But the handing over of the investigation, initiated by judge Sir Peter Gibson, to a group of MPs has prompted fears of a "whitewash" among campaigners, given the Commons Intelligence and Security Committee (ISC), which will take up the probe, had previously concluded Britain was not complicit in illegal activity.
It follows claims airports at Wick, Aberdeen and Inverness were used in the rendition of terrorist suspects by the CIA. Documents seen by the Gibson inquiry showed British agents were told in 2002 that there was "no obligation to intervene" if they came across apparent breaches of the Geneva Convention.
A minute appeared to show the growing doubts of the then Prime Minister Tony Blair about the activities of American allies as he admitted how he was "initially sceptical about claims of torture" against detainees but said he had to make clear to the US it would be totally unacceptable. The Prime Minister said he was determined to "clear things up" to "restore Britain's moral leadership in the world".
But David Cameron's judge-led inquiry was halted after the launch of police investigations relating to detainees allegedly transported illegally to Libya.
Ken Clarke, the Minister Without Portfolio, said it would be wrong to ask a judge to take forward an inquiry which could compromise a criminal probe.

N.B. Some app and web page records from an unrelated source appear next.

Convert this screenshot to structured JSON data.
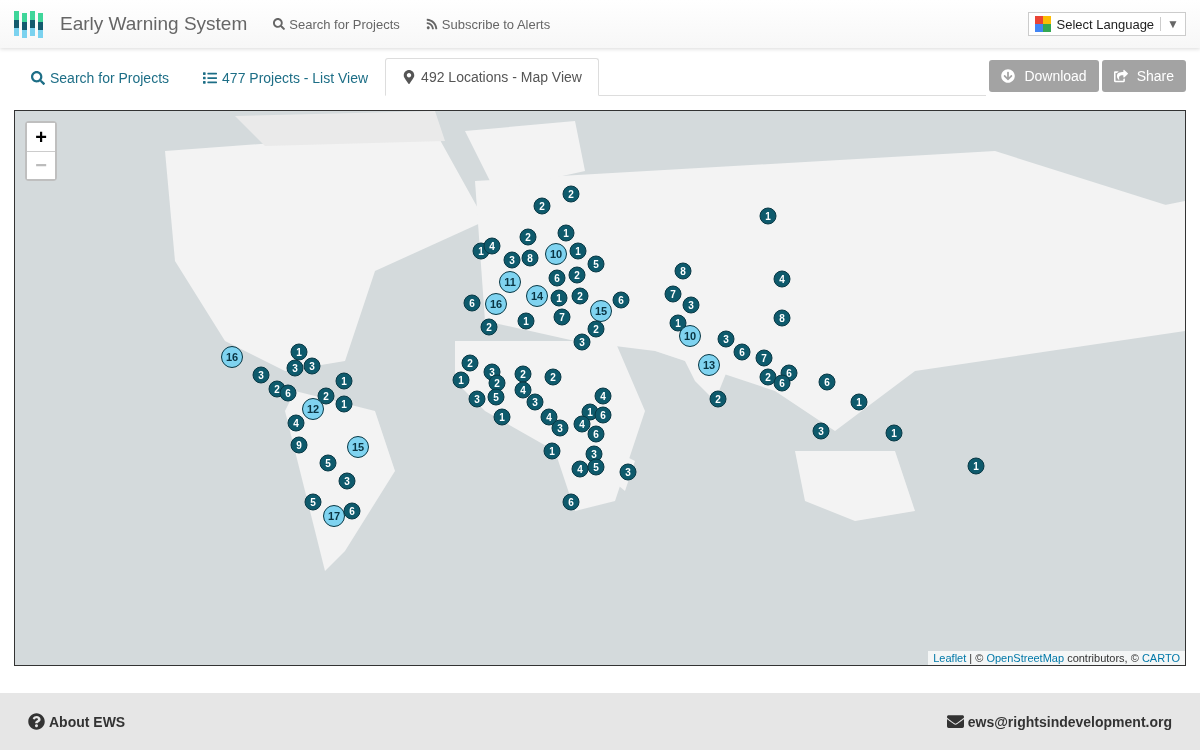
{
  "header": {
    "title": "Early Warning System",
    "nav": [
      {
        "label": "Search for Projects"
      },
      {
        "label": "Subscribe to Alerts"
      }
    ],
    "language": {
      "label": "Select Language",
      "caret": "▼"
    }
  },
  "tabs": [
    {
      "label": "Search for Projects",
      "selected": false
    },
    {
      "label": "477 Projects - List View",
      "selected": false
    },
    {
      "label": "492 Locations - Map View",
      "selected": true
    }
  ],
  "actions": [
    {
      "label": "Download"
    },
    {
      "label": "Share"
    }
  ],
  "map": {
    "zoom_in": {
      "label": "+",
      "disabled": false
    },
    "zoom_out": {
      "label": "−",
      "disabled": true
    },
    "markers": [
      {
        "count": "1",
        "kind": "small"
      },
      {
        "count": "2",
        "kind": "small"
      },
      {
        "count": "2",
        "kind": "small"
      },
      {
        "count": "2",
        "kind": "small"
      },
      {
        "count": "1",
        "kind": "small"
      },
      {
        "count": "1",
        "kind": "small"
      },
      {
        "count": "4",
        "kind": "small"
      },
      {
        "count": "3",
        "kind": "small"
      },
      {
        "count": "8",
        "kind": "small"
      },
      {
        "count": "10",
        "kind": "large"
      },
      {
        "count": "1",
        "kind": "small"
      },
      {
        "count": "5",
        "kind": "small"
      },
      {
        "count": "6",
        "kind": "small"
      },
      {
        "count": "2",
        "kind": "small"
      },
      {
        "count": "11",
        "kind": "large"
      },
      {
        "count": "14",
        "kind": "large"
      },
      {
        "count": "1",
        "kind": "small"
      },
      {
        "count": "2",
        "kind": "small"
      },
      {
        "count": "7",
        "kind": "small"
      },
      {
        "count": "6",
        "kind": "small"
      },
      {
        "count": "16",
        "kind": "large"
      },
      {
        "count": "15",
        "kind": "large"
      },
      {
        "count": "6",
        "kind": "small"
      },
      {
        "count": "2",
        "kind": "small"
      },
      {
        "count": "1",
        "kind": "small"
      },
      {
        "count": "2",
        "kind": "small"
      },
      {
        "count": "3",
        "kind": "small"
      },
      {
        "count": "2",
        "kind": "small"
      },
      {
        "count": "3",
        "kind": "small"
      },
      {
        "count": "1",
        "kind": "small"
      },
      {
        "count": "2",
        "kind": "small"
      },
      {
        "count": "3",
        "kind": "small"
      },
      {
        "count": "5",
        "kind": "small"
      },
      {
        "count": "2",
        "kind": "small"
      },
      {
        "count": "2",
        "kind": "small"
      },
      {
        "count": "4",
        "kind": "small"
      },
      {
        "count": "3",
        "kind": "small"
      },
      {
        "count": "1",
        "kind": "small"
      },
      {
        "count": "4",
        "kind": "small"
      },
      {
        "count": "3",
        "kind": "small"
      },
      {
        "count": "4",
        "kind": "small"
      },
      {
        "count": "1",
        "kind": "small"
      },
      {
        "count": "6",
        "kind": "small"
      },
      {
        "count": "4",
        "kind": "small"
      },
      {
        "count": "6",
        "kind": "small"
      },
      {
        "count": "1",
        "kind": "small"
      },
      {
        "count": "3",
        "kind": "small"
      },
      {
        "count": "4",
        "kind": "small"
      },
      {
        "count": "5",
        "kind": "small"
      },
      {
        "count": "3",
        "kind": "small"
      },
      {
        "count": "6",
        "kind": "small"
      },
      {
        "count": "8",
        "kind": "small"
      },
      {
        "count": "4",
        "kind": "small"
      },
      {
        "count": "7",
        "kind": "small"
      },
      {
        "count": "3",
        "kind": "small"
      },
      {
        "count": "8",
        "kind": "small"
      },
      {
        "count": "1",
        "kind": "small"
      },
      {
        "count": "10",
        "kind": "large"
      },
      {
        "count": "3",
        "kind": "small"
      },
      {
        "count": "6",
        "kind": "small"
      },
      {
        "count": "7",
        "kind": "small"
      },
      {
        "count": "13",
        "kind": "large"
      },
      {
        "count": "2",
        "kind": "small"
      },
      {
        "count": "6",
        "kind": "small"
      },
      {
        "count": "6",
        "kind": "small"
      },
      {
        "count": "6",
        "kind": "small"
      },
      {
        "count": "2",
        "kind": "small"
      },
      {
        "count": "1",
        "kind": "small"
      },
      {
        "count": "3",
        "kind": "small"
      },
      {
        "count": "1",
        "kind": "small"
      },
      {
        "count": "1",
        "kind": "small"
      },
      {
        "count": "16",
        "kind": "large"
      },
      {
        "count": "1",
        "kind": "small"
      },
      {
        "count": "3",
        "kind": "small"
      },
      {
        "count": "3",
        "kind": "small"
      },
      {
        "count": "3",
        "kind": "small"
      },
      {
        "count": "2",
        "kind": "small"
      },
      {
        "count": "6",
        "kind": "small"
      },
      {
        "count": "1",
        "kind": "small"
      },
      {
        "count": "2",
        "kind": "small"
      },
      {
        "count": "12",
        "kind": "large"
      },
      {
        "count": "1",
        "kind": "small"
      },
      {
        "count": "4",
        "kind": "small"
      },
      {
        "count": "9",
        "kind": "small"
      },
      {
        "count": "15",
        "kind": "large"
      },
      {
        "count": "5",
        "kind": "small"
      },
      {
        "count": "3",
        "kind": "small"
      },
      {
        "count": "5",
        "kind": "small"
      },
      {
        "count": "17",
        "kind": "large"
      },
      {
        "count": "6",
        "kind": "small"
      }
    ],
    "attribution": {
      "leaflet": "Leaflet",
      "separator": " | © ",
      "osm": "OpenStreetMap",
      "middle": " contributors, © ",
      "carto": "CARTO"
    }
  },
  "footer": {
    "about": "About EWS",
    "email": "ews@rightsindevelopment.org"
  }
}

Shami Chakrabarti, of human rights group Liberty, said: "The 'judge-led inquiry' that never was is shut down and investigating kidnap and torture in freedom's name will be left to a watchdog that never barks and which exonerated the spooks six years ago."